Even though Gnabry had successful spells both in Bremen and Hoffenheim, he was far from injury-free. Former Hoffenheim coach and current RB Leipzig manager, Julian Nagelsmann, in a TV interview offered some insider view on Gnarby's "China Doll" tendencies.
"As a youngster he had a relatively high number of injuries." said the head coach. "Unfortunately he did not play a lot for us up until Christmas. You can only come up to scratch on a matchday if you've gone all out in training in the preceding days."
"We've found a good method to keep him injury free in the second half of the season. This has played a big part in his development."

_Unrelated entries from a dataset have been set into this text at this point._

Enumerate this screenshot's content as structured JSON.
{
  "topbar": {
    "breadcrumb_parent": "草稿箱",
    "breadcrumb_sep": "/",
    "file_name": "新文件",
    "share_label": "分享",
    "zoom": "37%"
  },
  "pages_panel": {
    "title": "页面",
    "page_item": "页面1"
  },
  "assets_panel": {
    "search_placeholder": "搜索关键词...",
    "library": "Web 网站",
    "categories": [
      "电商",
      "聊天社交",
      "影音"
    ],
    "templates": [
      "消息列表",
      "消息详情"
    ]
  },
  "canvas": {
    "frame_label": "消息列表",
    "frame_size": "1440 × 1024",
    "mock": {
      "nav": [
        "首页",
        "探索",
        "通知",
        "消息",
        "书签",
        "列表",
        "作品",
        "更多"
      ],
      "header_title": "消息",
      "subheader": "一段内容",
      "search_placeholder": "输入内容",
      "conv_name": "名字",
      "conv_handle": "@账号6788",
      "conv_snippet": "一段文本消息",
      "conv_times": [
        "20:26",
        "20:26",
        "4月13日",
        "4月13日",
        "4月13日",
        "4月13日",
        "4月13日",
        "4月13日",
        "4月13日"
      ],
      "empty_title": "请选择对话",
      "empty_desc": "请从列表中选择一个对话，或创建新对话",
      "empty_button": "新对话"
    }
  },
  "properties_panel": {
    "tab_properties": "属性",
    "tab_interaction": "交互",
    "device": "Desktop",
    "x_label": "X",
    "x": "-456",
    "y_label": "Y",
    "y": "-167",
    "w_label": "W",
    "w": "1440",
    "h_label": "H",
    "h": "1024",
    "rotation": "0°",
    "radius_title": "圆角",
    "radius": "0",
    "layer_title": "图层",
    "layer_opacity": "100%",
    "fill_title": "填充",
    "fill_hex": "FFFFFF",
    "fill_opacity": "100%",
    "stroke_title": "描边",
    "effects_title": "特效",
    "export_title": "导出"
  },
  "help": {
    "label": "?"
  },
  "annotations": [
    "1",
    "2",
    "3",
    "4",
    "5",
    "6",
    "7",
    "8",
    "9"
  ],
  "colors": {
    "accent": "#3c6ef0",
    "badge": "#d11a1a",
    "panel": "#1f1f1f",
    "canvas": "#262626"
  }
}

Unfortunately, Nagelsmann spoke too soon as just a fortnight later, Gnabry was making his way to the infirmary having been seriously injured in a game against Hanover. The result of tests was a badly damaged adductor and his Russia 2018 dream was over before it even began.
Without the malfunctioning knee he suffered at Arsenal, he might have already been a world champion with Germany in 2014 and now he also had to forgo the 2018 edition due to a nasty adductor tear.
It says much for the competence of Bayern's medical team as well as the strength and conditioning staff that Gnabry had until recently been injury free in his first 18 months at the Allianz Arena. Hence his core role in the side's attacking potency, contributing 24 goals and 17 assists. However, the Achilles-tendon injury sustained during Bayern's winter-break training camp in Doha is a sign that no one can rest on their laurels forever.
Skip to right before COVID-19 stopped the whole world, Gnabry was a regular box office hit and given certain figures in the Bayern hierarchy, it was surprising to see him settle in so quickly. Every time Gnabry plays for Bayern he looks totally energised by the challenge and responsibility. He clearly loves operating at the top of the mountain.
Gnabry's career can be separated into two distinct periods: pre and post the 2016 Rio Olympics. He was searching for his path during the Olympiad and started to fulfil his potential right after.
Renowned from the earliest of ages for his rare footballing ability, for his speed off the mark and prodigious dribbling, he played as a kid for south western clubs Weissach, Ditzingen, Hemmingen, Feuerbach and Stuttgarter Kickers. He was only 10 when Bayern offered him a place at the academy. Yet much to his dismay, his father refused and was adamant that he wanted to carry on coaching his son himself.
Two years later, the kid would join VfB Stuttgart. At Die Schwaben, he rose through the ranks alongside an adolescent by the name of Joshua Kimmich who, like his best friend Gnabry, would go on to shine for both Bayern and Germany.
Their partnership lasted a couple of years until it temporarily broke when in 2011, the 15 year old Gnabry left Stuttgart to join Arsenal. Some might say it happened too soon for him which caused his downfall in England but Gnabry insisted, in an interview for Bayern's magazine that it was too good an offer to turn down.
It might not have worked out for him at Arsenal, but what matters is where he sits now and that is on top of the table. Champions have no use for regrets.
Cover image credits: Daily Mail